Yawu Miller | 12/4/2013, 11:26 a.m.
Despite a 2011 Department of Homeland Security policy memo calling for focusing limited public safety resources on deportation of dangerous criminals, incarceration and deportations of non-violent immigrants has continued apace.
In the first six months of 2011, the federal government pursued 18,552 new prosecutions for illegal re-entry, the crime of re-entering the U.S. after deportation, according to the Transactional Records Access Clearinghouse at Syracuse University. Illegal re-entry is now the number one lead charge federal prosecutors are lodging against all defendants.
In all, the Obama administration has been deporting 400,000 undocumented immigrants a year.
While the number of people caught crossing the U.S. border has declined in recent years, Secure Communities deportations and the number of ICE raids on workplaces and private residences have increased. Nearly 2 million undocumented immigrants have been deported during Obama’s presidency, more than during any previous administration.
Teodoro says the president could stem the tide of deportations by directing ICE to follow its own 2011 memo and devote its resources on dangerous criminals.
“He has the power to stop the deportation of millions of people,” she said.
Massachusetts Immigrant and Refugee Advocacy Coalition Executive Director Eva Milona notes that Obama could use his executive power as a bargaining chip with Congress.
“He has the power to issue an executive order to defer deportations until Congress acts,” she said.
Boston mayor-elect Marty Walsh said he will seek to have Boston opt out of the Secure Communities program, speaking during a MIRA Coalition event at the State House last week.
U.S. Rep. Michael Capuano says it’s unlikely Congress will pass the Senate’s bill this year, given the hardline stands many Republicans have taken.
“My concern is that they’ll gut it,” he said. “It’s an untenable position to suggest they should all go home.

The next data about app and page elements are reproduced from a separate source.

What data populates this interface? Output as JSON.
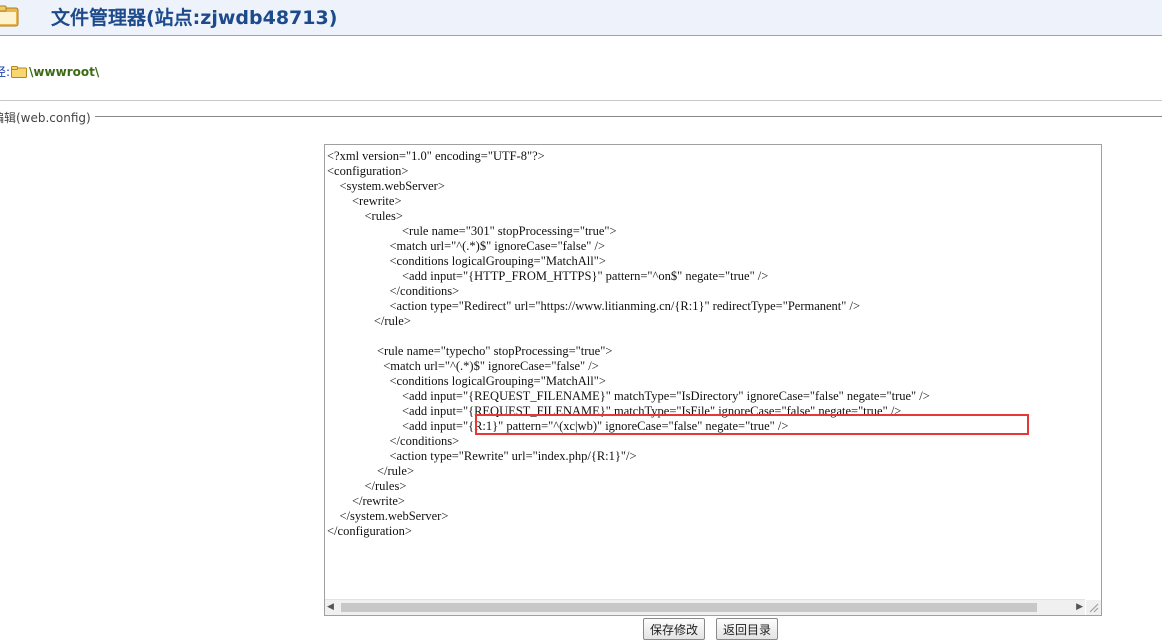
{
  "header": {
    "title": "文件管理器(站点:zjwdb48713)",
    "logo_icon": "folder-app-icon"
  },
  "path": {
    "label": "径:",
    "value": "\\wwwroot\\"
  },
  "section": {
    "legend": "编辑(web.config)"
  },
  "editor": {
    "lines": [
      "<?xml version=\"1.0\" encoding=\"UTF-8\"?>",
      "<configuration>",
      "    <system.webServer>",
      "        <rewrite>",
      "            <rules>",
      "                        <rule name=\"301\" stopProcessing=\"true\">",
      "                    <match url=\"^(.*)$\" ignoreCase=\"false\" />",
      "                    <conditions logicalGrouping=\"MatchAll\">",
      "                        <add input=\"{HTTP_FROM_HTTPS}\" pattern=\"^on$\" negate=\"true\" />",
      "                    </conditions>",
      "                    <action type=\"Redirect\" url=\"https://www.litianming.cn/{R:1}\" redirectType=\"Permanent\" />",
      "               </rule>",
      "",
      "                <rule name=\"typecho\" stopProcessing=\"true\">",
      "                  <match url=\"^(.*)$\" ignoreCase=\"false\" />",
      "                    <conditions logicalGrouping=\"MatchAll\">",
      "                        <add input=\"{REQUEST_FILENAME}\" matchType=\"IsDirectory\" ignoreCase=\"false\" negate=\"true\" />",
      "                        <add input=\"{REQUEST_FILENAME}\" matchType=\"IsFile\" ignoreCase=\"false\" negate=\"true\" />",
      "                        <add input=\"{R:1}\" pattern=\"^(xc|wb)\" ignoreCase=\"false\" negate=\"true\" />",
      "                    </conditions>",
      "                    <action type=\"Rewrite\" url=\"index.php/{R:1}\"/>",
      "                </rule>",
      "            </rules>",
      "        </rewrite>",
      "    </system.webServer>",
      "</configuration>"
    ]
  },
  "buttons": {
    "save_label": "保存修改",
    "back_label": "返回目录"
  },
  "colors": {
    "highlight": "#e53935",
    "title": "#1d4a8a",
    "header_bg": "#eef3fb"
  }
}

That’s not going to happen.”
Capuano said there’s a good chance immigration reform will pass next year. But it will require a more mature conversation about the nation’s priorities, he said.
“There has to be a thoughtful conversation about what this country needs,” he said. “How many people do we need and what skills they bring.”